▸ What the task asks: Go through the entries below and collect each line with the string "KWICK" in it.

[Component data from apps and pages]

#####

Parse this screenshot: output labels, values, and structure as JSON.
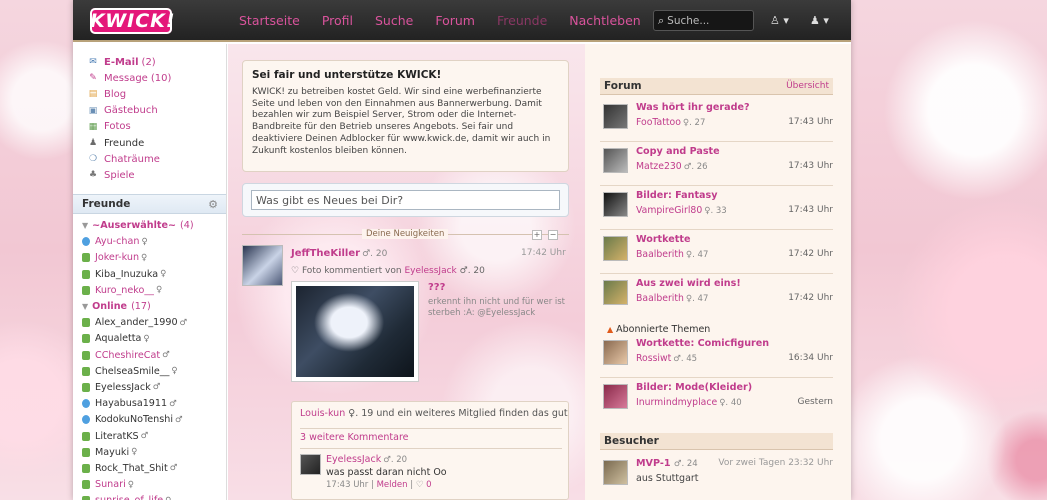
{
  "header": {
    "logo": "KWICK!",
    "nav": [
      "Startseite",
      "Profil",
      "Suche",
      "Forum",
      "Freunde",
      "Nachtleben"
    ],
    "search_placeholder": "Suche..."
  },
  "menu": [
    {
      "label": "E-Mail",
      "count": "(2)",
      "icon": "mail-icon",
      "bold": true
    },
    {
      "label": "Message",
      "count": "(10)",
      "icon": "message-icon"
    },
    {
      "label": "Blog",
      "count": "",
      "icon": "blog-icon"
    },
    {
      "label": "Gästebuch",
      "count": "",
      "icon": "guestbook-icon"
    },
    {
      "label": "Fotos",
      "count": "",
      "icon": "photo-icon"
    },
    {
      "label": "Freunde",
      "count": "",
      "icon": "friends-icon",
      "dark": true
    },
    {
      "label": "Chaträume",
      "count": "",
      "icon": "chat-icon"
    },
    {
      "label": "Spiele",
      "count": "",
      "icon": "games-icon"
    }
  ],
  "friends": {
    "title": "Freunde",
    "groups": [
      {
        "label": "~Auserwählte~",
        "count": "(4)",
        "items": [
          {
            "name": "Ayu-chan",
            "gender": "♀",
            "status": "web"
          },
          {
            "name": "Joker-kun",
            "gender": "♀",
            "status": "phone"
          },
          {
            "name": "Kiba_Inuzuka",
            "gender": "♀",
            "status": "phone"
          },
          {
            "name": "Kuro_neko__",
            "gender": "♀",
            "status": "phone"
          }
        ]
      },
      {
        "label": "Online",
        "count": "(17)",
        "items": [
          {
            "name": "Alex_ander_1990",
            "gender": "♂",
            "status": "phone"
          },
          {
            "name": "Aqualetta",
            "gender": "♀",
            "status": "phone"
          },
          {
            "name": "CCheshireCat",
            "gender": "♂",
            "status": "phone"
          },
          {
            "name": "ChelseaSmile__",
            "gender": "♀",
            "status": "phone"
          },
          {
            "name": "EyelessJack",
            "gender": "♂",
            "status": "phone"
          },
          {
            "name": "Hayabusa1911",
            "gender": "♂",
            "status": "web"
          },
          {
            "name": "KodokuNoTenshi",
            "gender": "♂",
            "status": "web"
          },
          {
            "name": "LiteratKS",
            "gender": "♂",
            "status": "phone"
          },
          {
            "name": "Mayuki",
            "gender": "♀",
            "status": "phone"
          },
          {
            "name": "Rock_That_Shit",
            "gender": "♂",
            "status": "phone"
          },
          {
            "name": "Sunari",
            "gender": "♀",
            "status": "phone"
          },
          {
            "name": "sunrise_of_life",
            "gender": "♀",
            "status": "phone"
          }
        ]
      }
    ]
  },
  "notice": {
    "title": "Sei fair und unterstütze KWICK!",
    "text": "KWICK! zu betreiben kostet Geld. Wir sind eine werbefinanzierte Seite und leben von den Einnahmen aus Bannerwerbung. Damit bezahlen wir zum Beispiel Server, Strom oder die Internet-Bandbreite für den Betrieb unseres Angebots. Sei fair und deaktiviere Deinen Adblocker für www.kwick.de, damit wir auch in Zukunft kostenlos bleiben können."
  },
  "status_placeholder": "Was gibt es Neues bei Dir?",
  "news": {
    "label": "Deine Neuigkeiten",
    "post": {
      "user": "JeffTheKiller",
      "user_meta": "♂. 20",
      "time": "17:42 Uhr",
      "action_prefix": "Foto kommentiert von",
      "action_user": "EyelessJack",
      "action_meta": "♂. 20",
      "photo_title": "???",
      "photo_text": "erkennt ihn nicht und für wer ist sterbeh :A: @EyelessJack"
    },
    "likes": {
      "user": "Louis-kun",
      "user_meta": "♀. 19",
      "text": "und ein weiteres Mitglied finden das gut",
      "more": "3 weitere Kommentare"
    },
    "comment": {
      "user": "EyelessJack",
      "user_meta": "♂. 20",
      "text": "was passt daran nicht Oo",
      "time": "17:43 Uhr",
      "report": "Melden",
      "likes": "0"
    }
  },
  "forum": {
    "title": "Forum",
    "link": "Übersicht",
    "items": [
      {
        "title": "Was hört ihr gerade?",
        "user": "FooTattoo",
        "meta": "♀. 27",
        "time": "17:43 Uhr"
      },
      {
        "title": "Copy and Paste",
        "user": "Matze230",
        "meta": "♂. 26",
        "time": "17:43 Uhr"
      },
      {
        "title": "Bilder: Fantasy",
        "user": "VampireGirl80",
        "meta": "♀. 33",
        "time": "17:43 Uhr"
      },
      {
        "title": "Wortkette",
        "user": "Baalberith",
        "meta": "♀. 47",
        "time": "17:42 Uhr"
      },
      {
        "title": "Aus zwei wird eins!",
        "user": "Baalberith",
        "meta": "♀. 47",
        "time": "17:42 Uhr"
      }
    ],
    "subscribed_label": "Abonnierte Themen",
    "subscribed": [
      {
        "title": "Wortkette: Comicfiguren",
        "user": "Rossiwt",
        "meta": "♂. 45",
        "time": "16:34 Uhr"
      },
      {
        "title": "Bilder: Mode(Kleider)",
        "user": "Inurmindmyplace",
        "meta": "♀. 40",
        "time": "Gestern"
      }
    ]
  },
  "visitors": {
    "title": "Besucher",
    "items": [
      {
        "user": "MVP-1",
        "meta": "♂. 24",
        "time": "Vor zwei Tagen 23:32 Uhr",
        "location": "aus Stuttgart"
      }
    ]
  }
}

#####

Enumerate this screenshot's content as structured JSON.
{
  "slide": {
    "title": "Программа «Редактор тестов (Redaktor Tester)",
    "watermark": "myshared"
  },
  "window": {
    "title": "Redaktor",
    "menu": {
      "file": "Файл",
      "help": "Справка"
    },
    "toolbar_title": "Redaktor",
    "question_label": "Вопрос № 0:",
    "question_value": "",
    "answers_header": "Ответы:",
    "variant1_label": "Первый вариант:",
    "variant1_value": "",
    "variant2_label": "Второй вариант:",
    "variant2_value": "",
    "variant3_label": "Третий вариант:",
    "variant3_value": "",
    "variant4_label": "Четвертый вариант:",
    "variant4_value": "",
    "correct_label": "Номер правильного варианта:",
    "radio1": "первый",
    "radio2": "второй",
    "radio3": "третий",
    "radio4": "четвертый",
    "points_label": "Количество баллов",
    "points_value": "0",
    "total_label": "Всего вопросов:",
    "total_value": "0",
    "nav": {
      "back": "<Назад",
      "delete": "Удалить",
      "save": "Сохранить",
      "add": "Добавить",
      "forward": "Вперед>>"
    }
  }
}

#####

▸ Result below:
    "logo": "KWICK!",
    "title": "Sei fair und unterstütze KWICK!",
    "text": "KWICK! zu betreiben kostet Geld. Wir sind eine werbefinanzierte Seite und leben von den Einnahmen aus Bannerwerbung. Damit bezahlen wir zum Beispiel Server, Strom oder die Internet-Bandbreite für den Betrieb unseres Angebots. Sei fair und deaktiviere Deinen Adblocker für www.kwick.de, damit wir auch in Zukunft kostenlos bleiben können."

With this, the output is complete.